**PROVIDED MATERIAL**
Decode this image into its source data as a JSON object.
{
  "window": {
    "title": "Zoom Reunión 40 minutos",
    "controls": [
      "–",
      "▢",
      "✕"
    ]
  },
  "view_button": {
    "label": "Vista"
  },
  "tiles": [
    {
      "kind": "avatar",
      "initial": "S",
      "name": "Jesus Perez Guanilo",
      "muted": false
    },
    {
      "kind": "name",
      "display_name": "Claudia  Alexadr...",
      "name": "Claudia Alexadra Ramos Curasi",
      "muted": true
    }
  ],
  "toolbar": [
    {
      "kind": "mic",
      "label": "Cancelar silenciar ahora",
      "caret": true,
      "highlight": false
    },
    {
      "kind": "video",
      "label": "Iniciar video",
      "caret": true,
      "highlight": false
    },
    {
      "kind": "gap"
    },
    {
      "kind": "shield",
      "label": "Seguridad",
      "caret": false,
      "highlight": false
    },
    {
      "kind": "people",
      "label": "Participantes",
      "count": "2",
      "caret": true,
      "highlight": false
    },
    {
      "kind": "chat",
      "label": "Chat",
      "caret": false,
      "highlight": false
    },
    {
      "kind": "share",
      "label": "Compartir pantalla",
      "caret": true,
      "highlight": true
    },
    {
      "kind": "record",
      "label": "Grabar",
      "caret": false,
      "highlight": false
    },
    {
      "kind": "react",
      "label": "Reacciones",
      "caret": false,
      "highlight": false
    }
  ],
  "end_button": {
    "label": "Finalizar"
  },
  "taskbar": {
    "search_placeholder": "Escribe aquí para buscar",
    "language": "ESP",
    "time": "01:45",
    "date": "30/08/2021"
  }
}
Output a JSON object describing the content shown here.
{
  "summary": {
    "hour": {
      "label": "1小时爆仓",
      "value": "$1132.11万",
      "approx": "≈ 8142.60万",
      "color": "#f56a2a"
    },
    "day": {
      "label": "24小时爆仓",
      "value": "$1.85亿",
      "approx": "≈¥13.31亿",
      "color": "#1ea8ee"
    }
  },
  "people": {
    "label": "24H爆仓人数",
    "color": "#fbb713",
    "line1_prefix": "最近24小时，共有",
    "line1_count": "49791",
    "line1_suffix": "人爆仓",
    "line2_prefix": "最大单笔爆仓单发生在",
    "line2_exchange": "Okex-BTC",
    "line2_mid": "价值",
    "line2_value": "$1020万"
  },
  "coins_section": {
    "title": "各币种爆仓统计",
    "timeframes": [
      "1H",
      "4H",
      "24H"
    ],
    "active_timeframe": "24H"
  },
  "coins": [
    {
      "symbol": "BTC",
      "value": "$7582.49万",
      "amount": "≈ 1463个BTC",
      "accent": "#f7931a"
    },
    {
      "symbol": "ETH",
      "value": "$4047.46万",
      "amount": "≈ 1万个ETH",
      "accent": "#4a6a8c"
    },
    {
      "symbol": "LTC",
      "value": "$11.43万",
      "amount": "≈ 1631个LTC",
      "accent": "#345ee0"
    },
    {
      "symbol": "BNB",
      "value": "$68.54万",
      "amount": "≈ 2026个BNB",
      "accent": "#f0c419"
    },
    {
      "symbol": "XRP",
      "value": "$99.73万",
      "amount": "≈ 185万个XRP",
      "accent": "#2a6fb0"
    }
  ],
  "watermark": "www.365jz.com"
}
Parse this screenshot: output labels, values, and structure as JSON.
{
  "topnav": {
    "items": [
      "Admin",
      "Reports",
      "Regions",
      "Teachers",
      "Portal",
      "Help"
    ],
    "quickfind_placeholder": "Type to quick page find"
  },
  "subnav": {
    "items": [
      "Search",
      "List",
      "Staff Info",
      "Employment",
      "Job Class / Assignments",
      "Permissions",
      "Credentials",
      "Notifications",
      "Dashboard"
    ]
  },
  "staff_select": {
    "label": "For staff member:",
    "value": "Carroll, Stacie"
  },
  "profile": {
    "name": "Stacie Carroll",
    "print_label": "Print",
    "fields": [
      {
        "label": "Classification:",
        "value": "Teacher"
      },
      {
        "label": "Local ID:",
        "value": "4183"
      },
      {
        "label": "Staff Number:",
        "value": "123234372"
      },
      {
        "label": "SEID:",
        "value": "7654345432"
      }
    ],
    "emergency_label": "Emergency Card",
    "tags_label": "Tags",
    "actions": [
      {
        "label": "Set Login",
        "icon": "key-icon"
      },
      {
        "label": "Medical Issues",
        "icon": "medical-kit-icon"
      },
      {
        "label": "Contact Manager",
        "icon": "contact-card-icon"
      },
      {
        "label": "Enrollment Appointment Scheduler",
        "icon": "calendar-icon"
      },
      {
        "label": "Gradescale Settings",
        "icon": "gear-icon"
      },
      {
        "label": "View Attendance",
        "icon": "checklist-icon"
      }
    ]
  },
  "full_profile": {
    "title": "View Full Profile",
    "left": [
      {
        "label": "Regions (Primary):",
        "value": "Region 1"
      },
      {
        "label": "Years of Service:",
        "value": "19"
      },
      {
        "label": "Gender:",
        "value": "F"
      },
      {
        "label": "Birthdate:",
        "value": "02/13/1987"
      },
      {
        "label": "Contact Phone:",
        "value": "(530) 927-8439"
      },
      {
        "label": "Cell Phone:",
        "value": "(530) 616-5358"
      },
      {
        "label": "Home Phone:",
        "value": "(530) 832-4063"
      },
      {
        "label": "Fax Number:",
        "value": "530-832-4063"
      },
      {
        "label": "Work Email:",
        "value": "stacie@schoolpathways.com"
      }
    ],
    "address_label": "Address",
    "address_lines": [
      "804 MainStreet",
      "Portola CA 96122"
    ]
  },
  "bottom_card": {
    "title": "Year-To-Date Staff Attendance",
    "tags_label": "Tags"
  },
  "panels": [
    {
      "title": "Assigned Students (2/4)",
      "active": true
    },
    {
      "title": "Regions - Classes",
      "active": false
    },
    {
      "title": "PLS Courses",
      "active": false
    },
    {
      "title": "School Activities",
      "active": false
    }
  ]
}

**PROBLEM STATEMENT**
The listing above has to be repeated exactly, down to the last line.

**TASK SOLUTION**
Decode this image into its source data as a JSON object.
{
  "window": {
    "title": "Zoom Reunión 40 minutos",
    "controls": [
      "–",
      "▢",
      "✕"
    ]
  },
  "view_button": {
    "label": "Vista"
  },
  "tiles": [
    {
      "kind": "avatar",
      "initial": "S",
      "name": "Jesus Perez Guanilo",
      "muted": false
    },
    {
      "kind": "name",
      "display_name": "Claudia  Alexadr...",
      "name": "Claudia Alexadra Ramos Curasi",
      "muted": true
    }
  ],
  "toolbar": [
    {
      "kind": "mic",
      "label": "Cancelar silenciar ahora",
      "caret": true,
      "highlight": false
    },
    {
      "kind": "video",
      "label": "Iniciar video",
      "caret": true,
      "highlight": false
    },
    {
      "kind": "gap"
    },
    {
      "kind": "shield",
      "label": "Seguridad",
      "caret": false,
      "highlight": false
    },
    {
      "kind": "people",
      "label": "Participantes",
      "count": "2",
      "caret": true,
      "highlight": false
    },
    {
      "kind": "chat",
      "label": "Chat",
      "caret": false,
      "highlight": false
    },
    {
      "kind": "share",
      "label": "Compartir pantalla",
      "caret": true,
      "highlight": true
    },
    {
      "kind": "record",
      "label": "Grabar",
      "caret": false,
      "highlight": false
    },
    {
      "kind": "react",
      "label": "Reacciones",
      "caret": false,
      "highlight": false
    }
  ],
  "end_button": {
    "label": "Finalizar"
  },
  "taskbar": {
    "search_placeholder": "Escribe aquí para buscar",
    "language": "ESP",
    "time": "01:45",
    "date": "30/08/2021"
  }
}
Output a JSON object describing the content shown here.
{
  "summary": {
    "hour": {
      "label": "1小时爆仓",
      "value": "$1132.11万",
      "approx": "≈ 8142.60万",
      "color": "#f56a2a"
    },
    "day": {
      "label": "24小时爆仓",
      "value": "$1.85亿",
      "approx": "≈¥13.31亿",
      "color": "#1ea8ee"
    }
  },
  "people": {
    "label": "24H爆仓人数",
    "color": "#fbb713",
    "line1_prefix": "最近24小时，共有",
    "line1_count": "49791",
    "line1_suffix": "人爆仓",
    "line2_prefix": "最大单笔爆仓单发生在",
    "line2_exchange": "Okex-BTC",
    "line2_mid": "价值",
    "line2_value": "$1020万"
  },
  "coins_section": {
    "title": "各币种爆仓统计",
    "timeframes": [
      "1H",
      "4H",
      "24H"
    ],
    "active_timeframe": "24H"
  },
  "coins": [
    {
      "symbol": "BTC",
      "value": "$7582.49万",
      "amount": "≈ 1463个BTC",
      "accent": "#f7931a"
    },
    {
      "symbol": "ETH",
      "value": "$4047.46万",
      "amount": "≈ 1万个ETH",
      "accent": "#4a6a8c"
    },
    {
      "symbol": "LTC",
      "value": "$11.43万",
      "amount": "≈ 1631个LTC",
      "accent": "#345ee0"
    },
    {
      "symbol": "BNB",
      "value": "$68.54万",
      "amount": "≈ 2026个BNB",
      "accent": "#f0c419"
    },
    {
      "symbol": "XRP",
      "value": "$99.73万",
      "amount": "≈ 185万个XRP",
      "accent": "#2a6fb0"
    }
  ],
  "watermark": "www.365jz.com"
}
Parse this screenshot: output labels, values, and structure as JSON.
{
  "topnav": {
    "items": [
      "Admin",
      "Reports",
      "Regions",
      "Teachers",
      "Portal",
      "Help"
    ],
    "quickfind_placeholder": "Type to quick page find"
  },
  "subnav": {
    "items": [
      "Search",
      "List",
      "Staff Info",
      "Employment",
      "Job Class / Assignments",
      "Permissions",
      "Credentials",
      "Notifications",
      "Dashboard"
    ]
  },
  "staff_select": {
    "label": "For staff member:",
    "value": "Carroll, Stacie"
  },
  "profile": {
    "name": "Stacie Carroll",
    "print_label": "Print",
    "fields": [
      {
        "label": "Classification:",
        "value": "Teacher"
      },
      {
        "label": "Local ID:",
        "value": "4183"
      },
      {
        "label": "Staff Number:",
        "value": "123234372"
      },
      {
        "label": "SEID:",
        "value": "7654345432"
      }
    ],
    "emergency_label": "Emergency Card",
    "tags_label": "Tags",
    "actions": [
      {
        "label": "Set Login",
        "icon": "key-icon"
      },
      {
        "label": "Medical Issues",
        "icon": "medical-kit-icon"
      },
      {
        "label": "Contact Manager",
        "icon": "contact-card-icon"
      },
      {
        "label": "Enrollment Appointment Scheduler",
        "icon": "calendar-icon"
      },
      {
        "label": "Gradescale Settings",
        "icon": "gear-icon"
      },
      {
        "label": "View Attendance",
        "icon": "checklist-icon"
      }
    ]
  },
  "full_profile": {
    "title": "View Full Profile",
    "left": [
      {
        "label": "Regions (Primary):",
        "value": "Region 1"
      },
      {
        "label": "Years of Service:",
        "value": "19"
      },
      {
        "label": "Gender:",
        "value": "F"
      },
      {
        "label": "Birthdate:",
        "value": "02/13/1987"
      },
      {
        "label": "Contact Phone:",
        "value": "(530) 927-8439"
      },
      {
        "label": "Cell Phone:",
        "value": "(530) 616-5358"
      },
      {
        "label": "Home Phone:",
        "value": "(530) 832-4063"
      },
      {
        "label": "Fax Number:",
        "value": "530-832-4063"
      },
      {
        "label": "Work Email:",
        "value": "stacie@schoolpathways.com"
      }
    ],
    "address_label": "Address",
    "address_lines": [
      "804 MainStreet",
      "Portola CA 96122"
    ]
  },
  "bottom_card": {
    "title": "Year-To-Date Staff Attendance",
    "tags_label": "Tags"
  },
  "panels": [
    {
      "title": "Assigned Students (2/4)",
      "active": true
    },
    {
      "title": "Regions - Classes",
      "active": false
    },
    {
      "title": "PLS Courses",
      "active": false
    },
    {
      "title": "School Activities",
      "active": false
    }
  ]
}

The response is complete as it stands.